It was mentioned in this answer and in several other places on the internet that the kerosene fuel used by NK-33 engines needed to be subcooled enough so that it reached the same density as the LOX, and that this is required so that the turbopumps can run on the same shaft. These statements all trace back to here, where I can not actually find any discussion of subcooled kerosene, much less a discussion of the need to match the density of LOX.
I mentioned this here - it bothers me for two reasons:
- I think it would be extremely hard to obtain liquid kerosene at a density of 1.17 or 1.18 g/cm3, which is the density of LOX at -310 ℉, the temperature that the NK-33 engines require in order to cool the turbopump bearings. The density of RP-1 is about 0.8 g/cm3 at 25 ℃, and the largest value I’ve seen anywhere is 1.02 g/cm3.
- I can’t think of any reason why the densities should be equal to run the two turbopumps on the same shaft. The ratio of the mass flows is quite large - perhaps 2.62 LOX/kerosene (from here) so I don’t understand why matching their densities in the two pumps so closely is important.
note: I use the generic “kerosene” since the Russian fuel used to develop the engines can’t officially be called “RP-1”.
I’ve tried to collect as much information as I can on-line, and plot it here. Since I've had to deal with four different temperature scales, and people are accustomed to using different ones, I've just brute-force plotted with all four since I can't do the conversions in my head either.
RP-1 solid blue line from http://www.dtic.mil/dtic/tr/fulltext/u2/290659.pdf.
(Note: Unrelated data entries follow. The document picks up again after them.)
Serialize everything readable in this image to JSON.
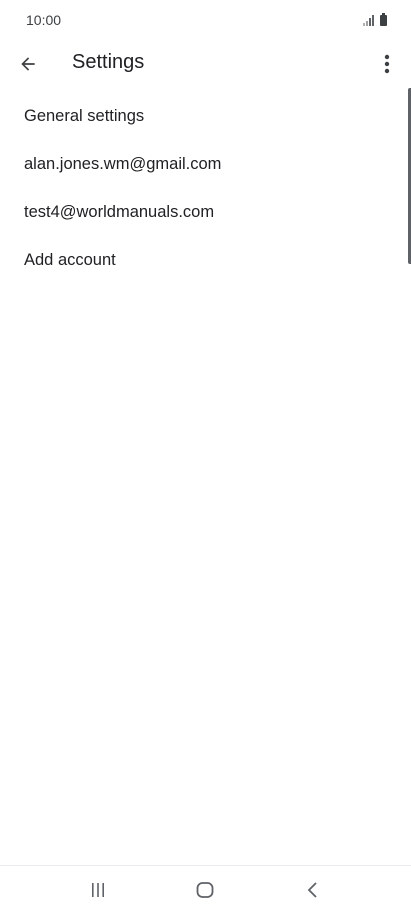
{
  "status_bar": {
    "time": "10:00",
    "icons": [
      "signal-icon",
      "battery-icon"
    ]
  },
  "app_bar": {
    "back_icon": "arrow-back-icon",
    "title": "Settings",
    "more_icon": "more-vert-icon"
  },
  "settings_list": {
    "items": [
      {
        "label": "General settings"
      },
      {
        "label": "alan.jones.wm@gmail.com"
      },
      {
        "label": "test4@worldmanuals.com"
      },
      {
        "label": "Add account"
      }
    ]
  },
  "nav_bar": {
    "recents_icon": "recents-icon",
    "home_icon": "home-icon",
    "back_icon": "back-icon"
  },
  "colors": {
    "text_primary": "#202124",
    "icon": "#5f6368",
    "background": "#ffffff"
  }
}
Other data points I’ve found seem to match.
RP-1 dashed red line is an extrapolation of the same line below it’s valid range of -45 ℃ to +25 ℃, just to guide the eye and give the brain something to thing about.
RP-1 comments on consistency (“gel”, “wax”, etc.) are from http://ntrs.nasa.gov/archive/nasa/casi.ntrs.nasa.gov/20020018567.pdf. I have included a screenshot of the relevant section below the plots.
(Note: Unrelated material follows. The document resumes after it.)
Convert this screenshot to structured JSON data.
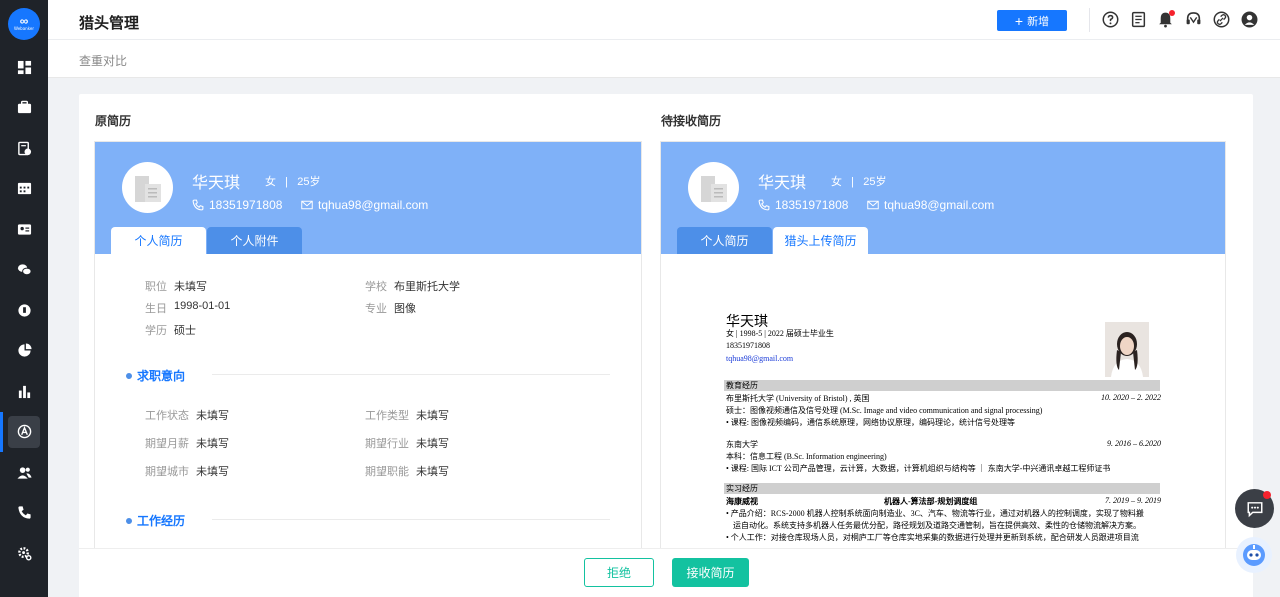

LOX solid line from http://booksite.elsevier.com/9780750683661/Appendix_C.pdf. A screen shot of the entry and equation is given below.
LOX data points from http://oxygen.atomistry.com/liquid_oxygen.html
My question is: Does the operation of the NK-33 engine really require equal densities of LOX and kerosene? If so, WHY?? Also if so, what is the actual temperature of the kerosene to acheive this density, and what is its consistency really like, liquid, gel, wax?
NOTE: below is from: http://ntrs.nasa.gov/archive/nasa/casi.ntrs.nasa.gov/20020018567.pdf R is temperature in Rankine - which could be called "absolute Fahrenheit" I suppose.
NOTE: below is from http://lpre.de/resources/articles/AIAA-1998-3361.pdf:
NOTE: below is from: http://booksite.elsevier.com/9780750683661/Appendix_C.pdf